All entries must be extracted exactly, with nothing added or dropped.
--- START ---
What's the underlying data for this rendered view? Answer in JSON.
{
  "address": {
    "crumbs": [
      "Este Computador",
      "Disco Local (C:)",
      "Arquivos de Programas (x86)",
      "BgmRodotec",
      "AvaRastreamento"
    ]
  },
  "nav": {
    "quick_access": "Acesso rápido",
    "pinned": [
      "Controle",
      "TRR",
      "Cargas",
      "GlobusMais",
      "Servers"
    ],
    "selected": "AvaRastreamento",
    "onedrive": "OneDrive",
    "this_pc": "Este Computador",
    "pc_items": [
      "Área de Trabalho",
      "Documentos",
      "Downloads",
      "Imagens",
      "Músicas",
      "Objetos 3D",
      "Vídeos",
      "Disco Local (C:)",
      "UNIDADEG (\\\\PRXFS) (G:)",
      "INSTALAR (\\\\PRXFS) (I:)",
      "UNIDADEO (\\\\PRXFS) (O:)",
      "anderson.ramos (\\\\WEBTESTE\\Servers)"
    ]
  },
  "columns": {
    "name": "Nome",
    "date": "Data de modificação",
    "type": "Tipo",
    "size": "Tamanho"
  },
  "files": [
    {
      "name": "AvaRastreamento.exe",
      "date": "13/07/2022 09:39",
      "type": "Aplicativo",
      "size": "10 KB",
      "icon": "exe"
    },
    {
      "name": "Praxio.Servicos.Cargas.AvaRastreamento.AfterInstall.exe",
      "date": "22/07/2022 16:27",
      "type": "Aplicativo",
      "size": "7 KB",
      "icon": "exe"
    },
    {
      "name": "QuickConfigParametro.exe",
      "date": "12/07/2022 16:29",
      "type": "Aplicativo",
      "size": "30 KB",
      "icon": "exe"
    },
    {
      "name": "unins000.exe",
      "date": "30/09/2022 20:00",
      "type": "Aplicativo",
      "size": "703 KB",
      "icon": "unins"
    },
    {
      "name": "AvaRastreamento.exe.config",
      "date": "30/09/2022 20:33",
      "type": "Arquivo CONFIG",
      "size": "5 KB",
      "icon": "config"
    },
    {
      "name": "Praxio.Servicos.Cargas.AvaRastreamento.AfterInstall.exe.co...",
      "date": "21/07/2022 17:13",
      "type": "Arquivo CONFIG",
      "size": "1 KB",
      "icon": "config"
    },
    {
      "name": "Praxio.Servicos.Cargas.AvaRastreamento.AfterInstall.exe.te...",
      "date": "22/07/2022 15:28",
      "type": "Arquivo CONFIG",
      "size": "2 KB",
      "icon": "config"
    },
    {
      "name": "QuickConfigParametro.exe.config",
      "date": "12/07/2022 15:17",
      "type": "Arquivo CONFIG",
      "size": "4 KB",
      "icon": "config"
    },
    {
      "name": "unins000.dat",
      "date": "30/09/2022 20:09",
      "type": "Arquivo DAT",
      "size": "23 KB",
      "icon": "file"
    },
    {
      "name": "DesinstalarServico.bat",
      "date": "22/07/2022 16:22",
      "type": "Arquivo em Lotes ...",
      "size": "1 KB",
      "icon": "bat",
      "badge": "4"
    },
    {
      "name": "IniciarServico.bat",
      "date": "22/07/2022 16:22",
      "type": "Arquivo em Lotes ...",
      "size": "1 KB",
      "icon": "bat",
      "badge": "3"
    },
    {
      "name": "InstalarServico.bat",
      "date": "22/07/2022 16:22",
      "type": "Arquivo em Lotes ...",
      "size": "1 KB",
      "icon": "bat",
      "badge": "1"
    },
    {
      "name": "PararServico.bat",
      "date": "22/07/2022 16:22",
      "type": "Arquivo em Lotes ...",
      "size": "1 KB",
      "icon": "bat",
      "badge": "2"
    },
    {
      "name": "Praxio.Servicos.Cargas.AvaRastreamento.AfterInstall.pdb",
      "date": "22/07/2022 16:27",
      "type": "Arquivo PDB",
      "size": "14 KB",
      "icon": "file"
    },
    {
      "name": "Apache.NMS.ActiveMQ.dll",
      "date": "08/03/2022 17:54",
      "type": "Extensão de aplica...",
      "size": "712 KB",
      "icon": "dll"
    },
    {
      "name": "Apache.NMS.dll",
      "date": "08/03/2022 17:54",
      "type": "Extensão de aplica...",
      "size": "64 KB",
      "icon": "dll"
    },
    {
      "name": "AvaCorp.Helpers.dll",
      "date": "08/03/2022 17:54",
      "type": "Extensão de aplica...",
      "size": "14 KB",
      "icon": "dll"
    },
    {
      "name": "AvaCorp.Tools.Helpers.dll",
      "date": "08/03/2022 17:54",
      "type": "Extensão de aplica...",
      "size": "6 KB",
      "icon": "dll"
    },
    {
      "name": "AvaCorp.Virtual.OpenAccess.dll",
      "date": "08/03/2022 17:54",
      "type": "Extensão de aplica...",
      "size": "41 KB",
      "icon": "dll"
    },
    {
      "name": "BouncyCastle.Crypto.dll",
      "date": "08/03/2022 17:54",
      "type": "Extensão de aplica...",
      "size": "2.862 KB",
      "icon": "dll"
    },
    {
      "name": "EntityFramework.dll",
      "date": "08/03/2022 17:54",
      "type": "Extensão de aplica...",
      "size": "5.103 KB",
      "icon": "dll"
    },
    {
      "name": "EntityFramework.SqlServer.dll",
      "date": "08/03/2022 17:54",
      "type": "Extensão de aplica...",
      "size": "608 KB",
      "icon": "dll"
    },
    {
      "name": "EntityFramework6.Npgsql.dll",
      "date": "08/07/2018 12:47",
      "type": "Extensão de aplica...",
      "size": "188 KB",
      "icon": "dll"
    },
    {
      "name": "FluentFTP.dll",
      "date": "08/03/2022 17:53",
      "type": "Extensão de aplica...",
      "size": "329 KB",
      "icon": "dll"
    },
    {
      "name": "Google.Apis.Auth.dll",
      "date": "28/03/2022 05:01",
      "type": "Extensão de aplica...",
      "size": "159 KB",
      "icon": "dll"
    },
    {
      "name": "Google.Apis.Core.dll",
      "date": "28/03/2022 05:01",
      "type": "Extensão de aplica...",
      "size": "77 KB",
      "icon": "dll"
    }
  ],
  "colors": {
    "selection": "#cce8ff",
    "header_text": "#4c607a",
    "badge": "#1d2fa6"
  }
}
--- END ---
Output of the exercise:
What's the underlying data for this rendered view? Answer in JSON.
{
  "address": {
    "crumbs": [
      "Este Computador",
      "Disco Local (C:)",
      "Arquivos de Programas (x86)",
      "BgmRodotec",
      "AvaRastreamento"
    ]
  },
  "nav": {
    "quick_access": "Acesso rápido",
    "pinned": [
      "Controle",
      "TRR",
      "Cargas",
      "GlobusMais",
      "Servers"
    ],
    "selected": "AvaRastreamento",
    "onedrive": "OneDrive",
    "this_pc": "Este Computador",
    "pc_items": [
      "Área de Trabalho",
      "Documentos",
      "Downloads",
      "Imagens",
      "Músicas",
      "Objetos 3D",
      "Vídeos",
      "Disco Local (C:)",
      "UNIDADEG (\\\\PRXFS) (G:)",
      "INSTALAR (\\\\PRXFS) (I:)",
      "UNIDADEO (\\\\PRXFS) (O:)",
      "anderson.ramos (\\\\WEBTESTE\\Servers)"
    ]
  },
  "columns": {
    "name": "Nome",
    "date": "Data de modificação",
    "type": "Tipo",
    "size": "Tamanho"
  },
  "files": [
    {
      "name": "AvaRastreamento.exe",
      "date": "13/07/2022 09:39",
      "type": "Aplicativo",
      "size": "10 KB",
      "icon": "exe"
    },
    {
      "name": "Praxio.Servicos.Cargas.AvaRastreamento.AfterInstall.exe",
      "date": "22/07/2022 16:27",
      "type": "Aplicativo",
      "size": "7 KB",
      "icon": "exe"
    },
    {
      "name": "QuickConfigParametro.exe",
      "date": "12/07/2022 16:29",
      "type": "Aplicativo",
      "size": "30 KB",
      "icon": "exe"
    },
    {
      "name": "unins000.exe",
      "date": "30/09/2022 20:00",
      "type": "Aplicativo",
      "size": "703 KB",
      "icon": "unins"
    },
    {
      "name": "AvaRastreamento.exe.config",
      "date": "30/09/2022 20:33",
      "type": "Arquivo CONFIG",
      "size": "5 KB",
      "icon": "config"
    },
    {
      "name": "Praxio.Servicos.Cargas.AvaRastreamento.AfterInstall.exe.co...",
      "date": "21/07/2022 17:13",
      "type": "Arquivo CONFIG",
      "size": "1 KB",
      "icon": "config"
    },
    {
      "name": "Praxio.Servicos.Cargas.AvaRastreamento.AfterInstall.exe.te...",
      "date": "22/07/2022 15:28",
      "type": "Arquivo CONFIG",
      "size": "2 KB",
      "icon": "config"
    },
    {
      "name": "QuickConfigParametro.exe.config",
      "date": "12/07/2022 15:17",
      "type": "Arquivo CONFIG",
      "size": "4 KB",
      "icon": "config"
    },
    {
      "name": "unins000.dat",
      "date": "30/09/2022 20:09",
      "type": "Arquivo DAT",
      "size": "23 KB",
      "icon": "file"
    },
    {
      "name": "DesinstalarServico.bat",
      "date": "22/07/2022 16:22",
      "type": "Arquivo em Lotes ...",
      "size": "1 KB",
      "icon": "bat",
      "badge": "4"
    },
    {
      "name": "IniciarServico.bat",
      "date": "22/07/2022 16:22",
      "type": "Arquivo em Lotes ...",
      "size": "1 KB",
      "icon": "bat",
      "badge": "3"
    },
    {
      "name": "InstalarServico.bat",
      "date": "22/07/2022 16:22",
      "type": "Arquivo em Lotes ...",
      "size": "1 KB",
      "icon": "bat",
      "badge": "1"
    },
    {
      "name": "PararServico.bat",
      "date": "22/07/2022 16:22",
      "type": "Arquivo em Lotes ...",
      "size": "1 KB",
      "icon": "bat",
      "badge": "2"
    },
    {
      "name": "Praxio.Servicos.Cargas.AvaRastreamento.AfterInstall.pdb",
      "date": "22/07/2022 16:27",
      "type": "Arquivo PDB",
      "size": "14 KB",
      "icon": "file"
    },
    {
      "name": "Apache.NMS.ActiveMQ.dll",
      "date": "08/03/2022 17:54",
      "type": "Extensão de aplica...",
      "size": "712 KB",
      "icon": "dll"
    },
    {
      "name": "Apache.NMS.dll",
      "date": "08/03/2022 17:54",
      "type": "Extensão de aplica...",
      "size": "64 KB",
      "icon": "dll"
    },
    {
      "name": "AvaCorp.Helpers.dll",
      "date": "08/03/2022 17:54",
      "type": "Extensão de aplica...",
      "size": "14 KB",
      "icon": "dll"
    },
    {
      "name": "AvaCorp.Tools.Helpers.dll",
      "date": "08/03/2022 17:54",
      "type": "Extensão de aplica...",
      "size": "6 KB",
      "icon": "dll"
    },
    {
      "name": "AvaCorp.Virtual.OpenAccess.dll",
      "date": "08/03/2022 17:54",
      "type": "Extensão de aplica...",
      "size": "41 KB",
      "icon": "dll"
    },
    {
      "name": "BouncyCastle.Crypto.dll",
      "date": "08/03/2022 17:54",
      "type": "Extensão de aplica...",
      "size": "2.862 KB",
      "icon": "dll"
    },
    {
      "name": "EntityFramework.dll",
      "date": "08/03/2022 17:54",
      "type": "Extensão de aplica...",
      "size": "5.103 KB",
      "icon": "dll"
    },
    {
      "name": "EntityFramework.SqlServer.dll",
      "date": "08/03/2022 17:54",
      "type": "Extensão de aplica...",
      "size": "608 KB",
      "icon": "dll"
    },
    {
      "name": "EntityFramework6.Npgsql.dll",
      "date": "08/07/2018 12:47",
      "type": "Extensão de aplica...",
      "size": "188 KB",
      "icon": "dll"
    },
    {
      "name": "FluentFTP.dll",
      "date": "08/03/2022 17:53",
      "type": "Extensão de aplica...",
      "size": "329 KB",
      "icon": "dll"
    },
    {
      "name": "Google.Apis.Auth.dll",
      "date": "28/03/2022 05:01",
      "type": "Extensão de aplica...",
      "size": "159 KB",
      "icon": "dll"
    },
    {
      "name": "Google.Apis.Core.dll",
      "date": "28/03/2022 05:01",
      "type": "Extensão de aplica...",
      "size": "77 KB",
      "icon": "dll"
    }
  ],
  "colors": {
    "selection": "#cce8ff",
    "header_text": "#4c607a",
    "badge": "#1d2fa6"
  }
}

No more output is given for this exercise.